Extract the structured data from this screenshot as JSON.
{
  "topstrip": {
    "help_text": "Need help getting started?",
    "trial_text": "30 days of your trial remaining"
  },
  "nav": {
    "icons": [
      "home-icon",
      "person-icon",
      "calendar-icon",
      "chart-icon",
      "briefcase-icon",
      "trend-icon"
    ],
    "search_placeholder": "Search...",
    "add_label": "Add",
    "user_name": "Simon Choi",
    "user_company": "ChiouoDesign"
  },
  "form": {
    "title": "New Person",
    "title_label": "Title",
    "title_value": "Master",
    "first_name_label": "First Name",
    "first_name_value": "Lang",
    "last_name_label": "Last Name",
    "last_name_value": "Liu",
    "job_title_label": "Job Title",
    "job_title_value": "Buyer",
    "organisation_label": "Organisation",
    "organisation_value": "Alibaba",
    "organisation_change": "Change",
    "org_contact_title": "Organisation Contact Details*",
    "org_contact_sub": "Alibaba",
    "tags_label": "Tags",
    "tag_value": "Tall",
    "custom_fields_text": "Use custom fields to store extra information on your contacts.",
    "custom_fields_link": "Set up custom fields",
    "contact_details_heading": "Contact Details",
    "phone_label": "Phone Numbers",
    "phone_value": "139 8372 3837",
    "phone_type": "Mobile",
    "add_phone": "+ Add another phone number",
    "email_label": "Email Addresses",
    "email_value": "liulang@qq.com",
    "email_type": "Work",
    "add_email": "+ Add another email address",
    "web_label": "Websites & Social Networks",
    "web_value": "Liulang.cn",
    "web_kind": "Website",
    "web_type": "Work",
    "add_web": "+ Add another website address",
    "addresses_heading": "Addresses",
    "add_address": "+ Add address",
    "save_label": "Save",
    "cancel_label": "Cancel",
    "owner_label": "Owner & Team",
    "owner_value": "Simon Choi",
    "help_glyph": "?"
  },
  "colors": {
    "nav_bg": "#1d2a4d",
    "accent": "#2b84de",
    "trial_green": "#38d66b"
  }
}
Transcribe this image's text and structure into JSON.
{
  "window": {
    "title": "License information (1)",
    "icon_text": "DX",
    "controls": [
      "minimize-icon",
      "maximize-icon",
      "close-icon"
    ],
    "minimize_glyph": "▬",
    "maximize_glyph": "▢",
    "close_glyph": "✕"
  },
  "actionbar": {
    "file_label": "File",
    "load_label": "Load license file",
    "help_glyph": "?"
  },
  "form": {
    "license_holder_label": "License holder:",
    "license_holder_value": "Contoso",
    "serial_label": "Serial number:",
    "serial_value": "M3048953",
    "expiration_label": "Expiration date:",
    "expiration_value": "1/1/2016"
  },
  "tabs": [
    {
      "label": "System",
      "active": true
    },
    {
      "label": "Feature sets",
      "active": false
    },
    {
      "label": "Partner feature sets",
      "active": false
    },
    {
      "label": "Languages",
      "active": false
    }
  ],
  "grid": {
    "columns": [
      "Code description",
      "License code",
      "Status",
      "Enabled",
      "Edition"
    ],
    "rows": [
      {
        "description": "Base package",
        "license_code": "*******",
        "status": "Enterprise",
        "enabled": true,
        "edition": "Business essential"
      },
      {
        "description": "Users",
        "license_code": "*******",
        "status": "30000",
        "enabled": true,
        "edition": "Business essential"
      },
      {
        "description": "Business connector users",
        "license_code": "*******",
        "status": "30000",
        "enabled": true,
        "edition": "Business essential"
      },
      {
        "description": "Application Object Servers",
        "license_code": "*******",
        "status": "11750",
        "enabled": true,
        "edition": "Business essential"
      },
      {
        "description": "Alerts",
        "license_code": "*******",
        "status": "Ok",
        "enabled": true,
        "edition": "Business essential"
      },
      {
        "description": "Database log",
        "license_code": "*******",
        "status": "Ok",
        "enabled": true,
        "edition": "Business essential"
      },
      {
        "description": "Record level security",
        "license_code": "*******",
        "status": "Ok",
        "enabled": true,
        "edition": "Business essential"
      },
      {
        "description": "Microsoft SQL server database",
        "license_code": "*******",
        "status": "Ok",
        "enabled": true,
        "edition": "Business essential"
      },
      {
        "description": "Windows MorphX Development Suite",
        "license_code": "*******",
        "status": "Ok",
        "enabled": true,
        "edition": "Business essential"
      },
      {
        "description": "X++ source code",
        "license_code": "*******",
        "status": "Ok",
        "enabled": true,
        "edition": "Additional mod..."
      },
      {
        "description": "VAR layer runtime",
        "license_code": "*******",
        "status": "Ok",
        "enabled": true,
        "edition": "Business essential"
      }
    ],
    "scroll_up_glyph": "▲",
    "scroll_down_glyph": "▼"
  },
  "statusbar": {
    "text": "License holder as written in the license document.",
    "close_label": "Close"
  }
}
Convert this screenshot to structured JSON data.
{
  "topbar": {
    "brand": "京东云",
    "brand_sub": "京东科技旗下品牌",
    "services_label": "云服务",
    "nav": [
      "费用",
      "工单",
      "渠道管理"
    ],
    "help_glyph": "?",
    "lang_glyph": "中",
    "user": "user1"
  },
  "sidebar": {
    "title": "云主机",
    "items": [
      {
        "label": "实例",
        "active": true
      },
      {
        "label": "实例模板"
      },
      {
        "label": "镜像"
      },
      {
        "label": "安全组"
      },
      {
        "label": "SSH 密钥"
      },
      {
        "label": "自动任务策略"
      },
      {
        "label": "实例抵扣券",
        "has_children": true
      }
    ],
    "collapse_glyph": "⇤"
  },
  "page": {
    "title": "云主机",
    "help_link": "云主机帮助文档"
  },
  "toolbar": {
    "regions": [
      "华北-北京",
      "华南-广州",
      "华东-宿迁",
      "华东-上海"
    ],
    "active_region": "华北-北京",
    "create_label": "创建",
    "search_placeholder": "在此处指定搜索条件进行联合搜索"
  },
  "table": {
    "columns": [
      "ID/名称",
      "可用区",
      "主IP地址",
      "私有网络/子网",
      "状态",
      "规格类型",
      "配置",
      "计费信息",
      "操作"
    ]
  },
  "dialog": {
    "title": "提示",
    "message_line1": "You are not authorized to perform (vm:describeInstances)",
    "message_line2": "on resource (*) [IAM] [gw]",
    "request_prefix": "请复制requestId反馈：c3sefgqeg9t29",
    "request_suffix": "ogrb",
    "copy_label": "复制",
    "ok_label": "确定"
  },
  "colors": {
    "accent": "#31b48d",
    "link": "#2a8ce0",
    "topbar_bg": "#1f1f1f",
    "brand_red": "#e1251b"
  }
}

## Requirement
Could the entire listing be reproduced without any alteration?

## Output
Extract the structured data from this screenshot as JSON.
{
  "topstrip": {
    "help_text": "Need help getting started?",
    "trial_text": "30 days of your trial remaining"
  },
  "nav": {
    "icons": [
      "home-icon",
      "person-icon",
      "calendar-icon",
      "chart-icon",
      "briefcase-icon",
      "trend-icon"
    ],
    "search_placeholder": "Search...",
    "add_label": "Add",
    "user_name": "Simon Choi",
    "user_company": "ChiouoDesign"
  },
  "form": {
    "title": "New Person",
    "title_label": "Title",
    "title_value": "Master",
    "first_name_label": "First Name",
    "first_name_value": "Lang",
    "last_name_label": "Last Name",
    "last_name_value": "Liu",
    "job_title_label": "Job Title",
    "job_title_value": "Buyer",
    "organisation_label": "Organisation",
    "organisation_value": "Alibaba",
    "organisation_change": "Change",
    "org_contact_title": "Organisation Contact Details*",
    "org_contact_sub": "Alibaba",
    "tags_label": "Tags",
    "tag_value": "Tall",
    "custom_fields_text": "Use custom fields to store extra information on your contacts.",
    "custom_fields_link": "Set up custom fields",
    "contact_details_heading": "Contact Details",
    "phone_label": "Phone Numbers",
    "phone_value": "139 8372 3837",
    "phone_type": "Mobile",
    "add_phone": "+ Add another phone number",
    "email_label": "Email Addresses",
    "email_value": "liulang@qq.com",
    "email_type": "Work",
    "add_email": "+ Add another email address",
    "web_label": "Websites & Social Networks",
    "web_value": "Liulang.cn",
    "web_kind": "Website",
    "web_type": "Work",
    "add_web": "+ Add another website address",
    "addresses_heading": "Addresses",
    "add_address": "+ Add address",
    "save_label": "Save",
    "cancel_label": "Cancel",
    "owner_label": "Owner & Team",
    "owner_value": "Simon Choi",
    "help_glyph": "?"
  },
  "colors": {
    "nav_bg": "#1d2a4d",
    "accent": "#2b84de",
    "trial_green": "#38d66b"
  }
}
Transcribe this image's text and structure into JSON.
{
  "window": {
    "title": "License information (1)",
    "icon_text": "DX",
    "controls": [
      "minimize-icon",
      "maximize-icon",
      "close-icon"
    ],
    "minimize_glyph": "▬",
    "maximize_glyph": "▢",
    "close_glyph": "✕"
  },
  "actionbar": {
    "file_label": "File",
    "load_label": "Load license file",
    "help_glyph": "?"
  },
  "form": {
    "license_holder_label": "License holder:",
    "license_holder_value": "Contoso",
    "serial_label": "Serial number:",
    "serial_value": "M3048953",
    "expiration_label": "Expiration date:",
    "expiration_value": "1/1/2016"
  },
  "tabs": [
    {
      "label": "System",
      "active": true
    },
    {
      "label": "Feature sets",
      "active": false
    },
    {
      "label": "Partner feature sets",
      "active": false
    },
    {
      "label": "Languages",
      "active": false
    }
  ],
  "grid": {
    "columns": [
      "Code description",
      "License code",
      "Status",
      "Enabled",
      "Edition"
    ],
    "rows": [
      {
        "description": "Base package",
        "license_code": "*******",
        "status": "Enterprise",
        "enabled": true,
        "edition": "Business essential"
      },
      {
        "description": "Users",
        "license_code": "*******",
        "status": "30000",
        "enabled": true,
        "edition": "Business essential"
      },
      {
        "description": "Business connector users",
        "license_code": "*******",
        "status": "30000",
        "enabled": true,
        "edition": "Business essential"
      },
      {
        "description": "Application Object Servers",
        "license_code": "*******",
        "status": "11750",
        "enabled": true,
        "edition": "Business essential"
      },
      {
        "description": "Alerts",
        "license_code": "*******",
        "status": "Ok",
        "enabled": true,
        "edition": "Business essential"
      },
      {
        "description": "Database log",
        "license_code": "*******",
        "status": "Ok",
        "enabled": true,
        "edition": "Business essential"
      },
      {
        "description": "Record level security",
        "license_code": "*******",
        "status": "Ok",
        "enabled": true,
        "edition": "Business essential"
      },
      {
        "description": "Microsoft SQL server database",
        "license_code": "*******",
        "status": "Ok",
        "enabled": true,
        "edition": "Business essential"
      },
      {
        "description": "Windows MorphX Development Suite",
        "license_code": "*******",
        "status": "Ok",
        "enabled": true,
        "edition": "Business essential"
      },
      {
        "description": "X++ source code",
        "license_code": "*******",
        "status": "Ok",
        "enabled": true,
        "edition": "Additional mod..."
      },
      {
        "description": "VAR layer runtime",
        "license_code": "*******",
        "status": "Ok",
        "enabled": true,
        "edition": "Business essential"
      }
    ],
    "scroll_up_glyph": "▲",
    "scroll_down_glyph": "▼"
  },
  "statusbar": {
    "text": "License holder as written in the license document.",
    "close_label": "Close"
  }
}
Convert this screenshot to structured JSON data.
{
  "topbar": {
    "brand": "京东云",
    "brand_sub": "京东科技旗下品牌",
    "services_label": "云服务",
    "nav": [
      "费用",
      "工单",
      "渠道管理"
    ],
    "help_glyph": "?",
    "lang_glyph": "中",
    "user": "user1"
  },
  "sidebar": {
    "title": "云主机",
    "items": [
      {
        "label": "实例",
        "active": true
      },
      {
        "label": "实例模板"
      },
      {
        "label": "镜像"
      },
      {
        "label": "安全组"
      },
      {
        "label": "SSH 密钥"
      },
      {
        "label": "自动任务策略"
      },
      {
        "label": "实例抵扣券",
        "has_children": true
      }
    ],
    "collapse_glyph": "⇤"
  },
  "page": {
    "title": "云主机",
    "help_link": "云主机帮助文档"
  },
  "toolbar": {
    "regions": [
      "华北-北京",
      "华南-广州",
      "华东-宿迁",
      "华东-上海"
    ],
    "active_region": "华北-北京",
    "create_label": "创建",
    "search_placeholder": "在此处指定搜索条件进行联合搜索"
  },
  "table": {
    "columns": [
      "ID/名称",
      "可用区",
      "主IP地址",
      "私有网络/子网",
      "状态",
      "规格类型",
      "配置",
      "计费信息",
      "操作"
    ]
  },
  "dialog": {
    "title": "提示",
    "message_line1": "You are not authorized to perform (vm:describeInstances)",
    "message_line2": "on resource (*) [IAM] [gw]",
    "request_prefix": "请复制requestId反馈：c3sefgqeg9t29",
    "request_suffix": "ogrb",
    "copy_label": "复制",
    "ok_label": "确定"
  },
  "colors": {
    "accent": "#31b48d",
    "link": "#2a8ce0",
    "topbar_bg": "#1f1f1f",
    "brand_red": "#e1251b"
  }
}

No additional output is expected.